WORK REQUIRED
Locate each line of the material that contains "annotation", then return it.

EXTRACTED ENTRIES
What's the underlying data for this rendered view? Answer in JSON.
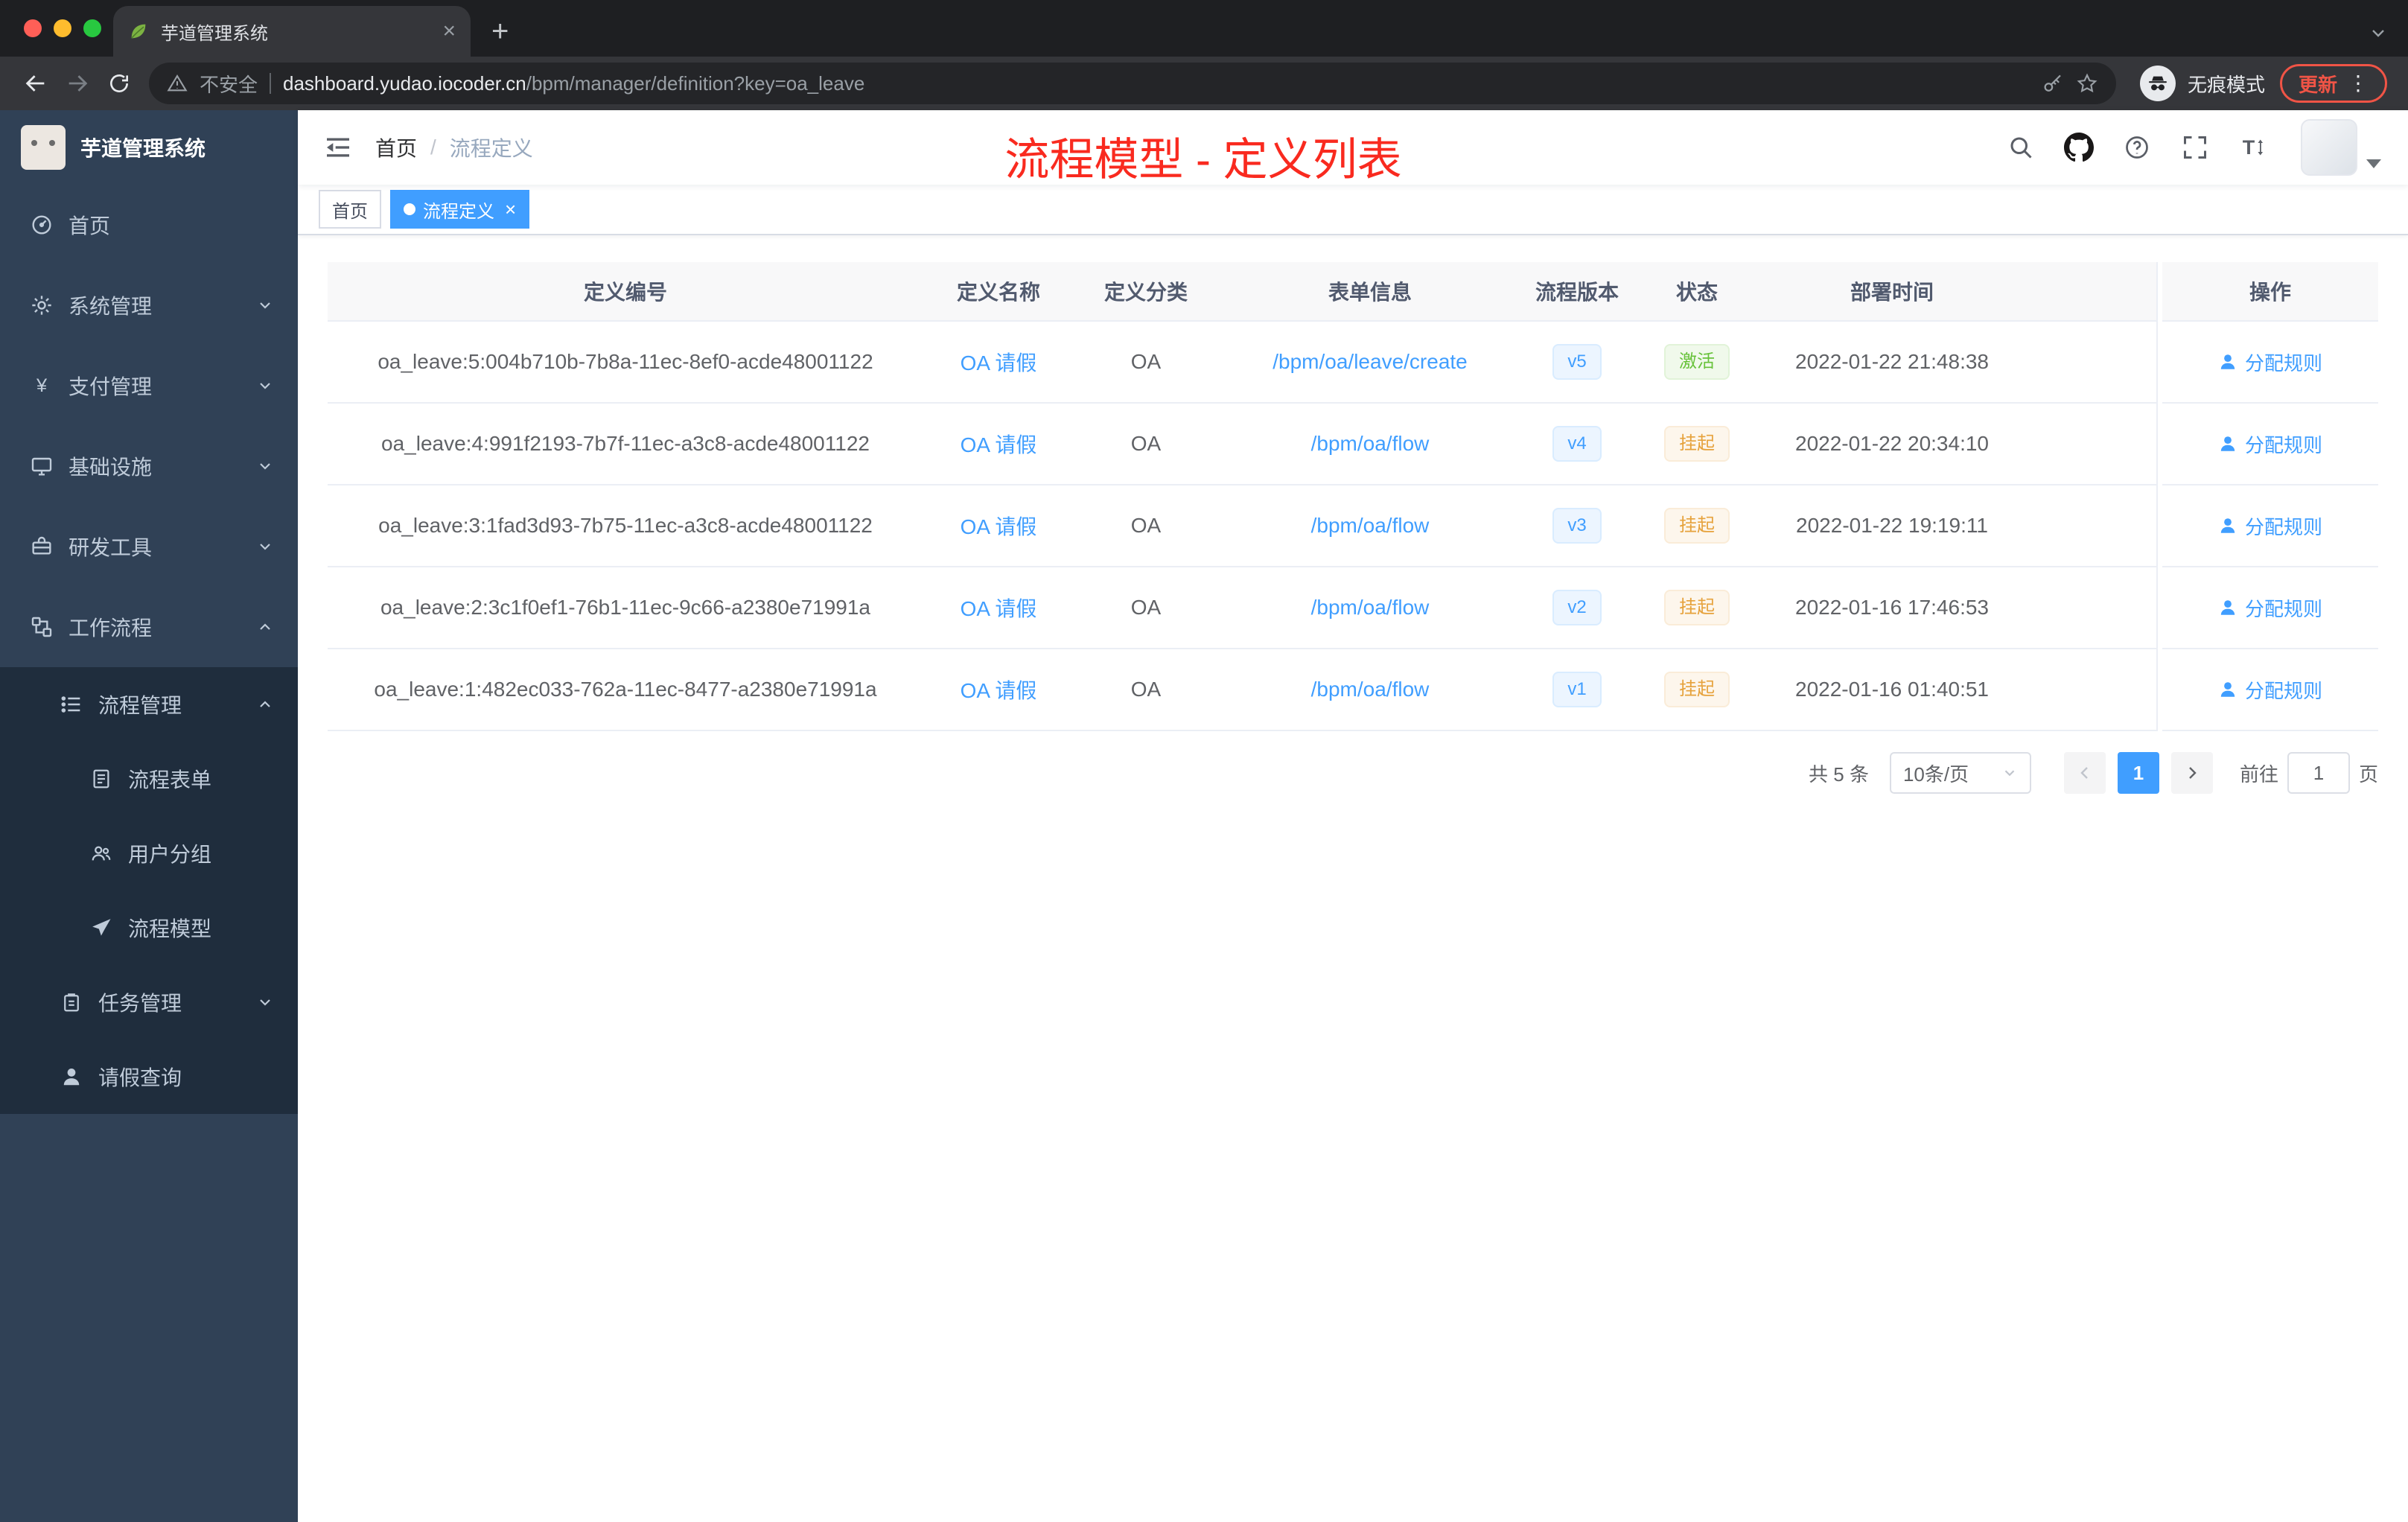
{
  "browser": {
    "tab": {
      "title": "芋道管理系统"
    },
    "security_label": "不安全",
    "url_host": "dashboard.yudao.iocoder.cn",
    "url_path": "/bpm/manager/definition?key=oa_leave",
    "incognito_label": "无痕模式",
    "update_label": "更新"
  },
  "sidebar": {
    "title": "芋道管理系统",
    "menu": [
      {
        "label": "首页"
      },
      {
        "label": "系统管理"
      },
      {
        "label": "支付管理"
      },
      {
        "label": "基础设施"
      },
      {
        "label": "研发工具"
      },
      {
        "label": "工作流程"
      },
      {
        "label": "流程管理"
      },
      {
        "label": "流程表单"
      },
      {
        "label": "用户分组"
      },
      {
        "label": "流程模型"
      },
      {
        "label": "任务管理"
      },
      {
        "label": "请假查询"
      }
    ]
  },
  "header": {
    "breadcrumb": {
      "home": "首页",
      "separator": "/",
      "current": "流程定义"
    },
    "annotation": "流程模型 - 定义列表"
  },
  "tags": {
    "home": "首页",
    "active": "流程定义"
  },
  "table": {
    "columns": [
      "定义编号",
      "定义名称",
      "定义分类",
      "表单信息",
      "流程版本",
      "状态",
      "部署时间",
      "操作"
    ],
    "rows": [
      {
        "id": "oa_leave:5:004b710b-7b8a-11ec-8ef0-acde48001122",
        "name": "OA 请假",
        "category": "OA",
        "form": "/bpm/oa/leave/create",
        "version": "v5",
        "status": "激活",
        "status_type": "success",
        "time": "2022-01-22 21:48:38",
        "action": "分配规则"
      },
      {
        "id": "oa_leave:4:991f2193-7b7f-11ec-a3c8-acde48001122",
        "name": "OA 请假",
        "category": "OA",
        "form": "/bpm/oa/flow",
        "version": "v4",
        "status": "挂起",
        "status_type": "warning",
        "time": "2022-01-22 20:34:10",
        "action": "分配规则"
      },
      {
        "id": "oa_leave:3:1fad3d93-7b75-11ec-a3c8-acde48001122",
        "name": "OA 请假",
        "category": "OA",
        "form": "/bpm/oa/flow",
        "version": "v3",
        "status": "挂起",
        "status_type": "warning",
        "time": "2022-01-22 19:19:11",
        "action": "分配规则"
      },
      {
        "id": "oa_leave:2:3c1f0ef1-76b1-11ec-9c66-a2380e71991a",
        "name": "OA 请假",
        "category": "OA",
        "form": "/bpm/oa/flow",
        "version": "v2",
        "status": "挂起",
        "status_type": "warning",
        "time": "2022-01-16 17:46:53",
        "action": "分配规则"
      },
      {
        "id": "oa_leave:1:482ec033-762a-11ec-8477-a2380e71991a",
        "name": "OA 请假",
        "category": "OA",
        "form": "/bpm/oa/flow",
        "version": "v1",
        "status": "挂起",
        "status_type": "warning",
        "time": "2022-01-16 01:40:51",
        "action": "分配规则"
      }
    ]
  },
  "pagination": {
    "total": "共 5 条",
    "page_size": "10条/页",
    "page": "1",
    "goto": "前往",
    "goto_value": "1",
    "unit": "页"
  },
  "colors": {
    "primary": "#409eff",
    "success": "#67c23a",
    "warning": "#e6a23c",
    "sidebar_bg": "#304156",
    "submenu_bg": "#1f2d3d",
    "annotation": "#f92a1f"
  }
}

EXERCISE OUTPUT
    "annotation": "流程模型 - 定义列表"
    "annotation": "#f92a1f"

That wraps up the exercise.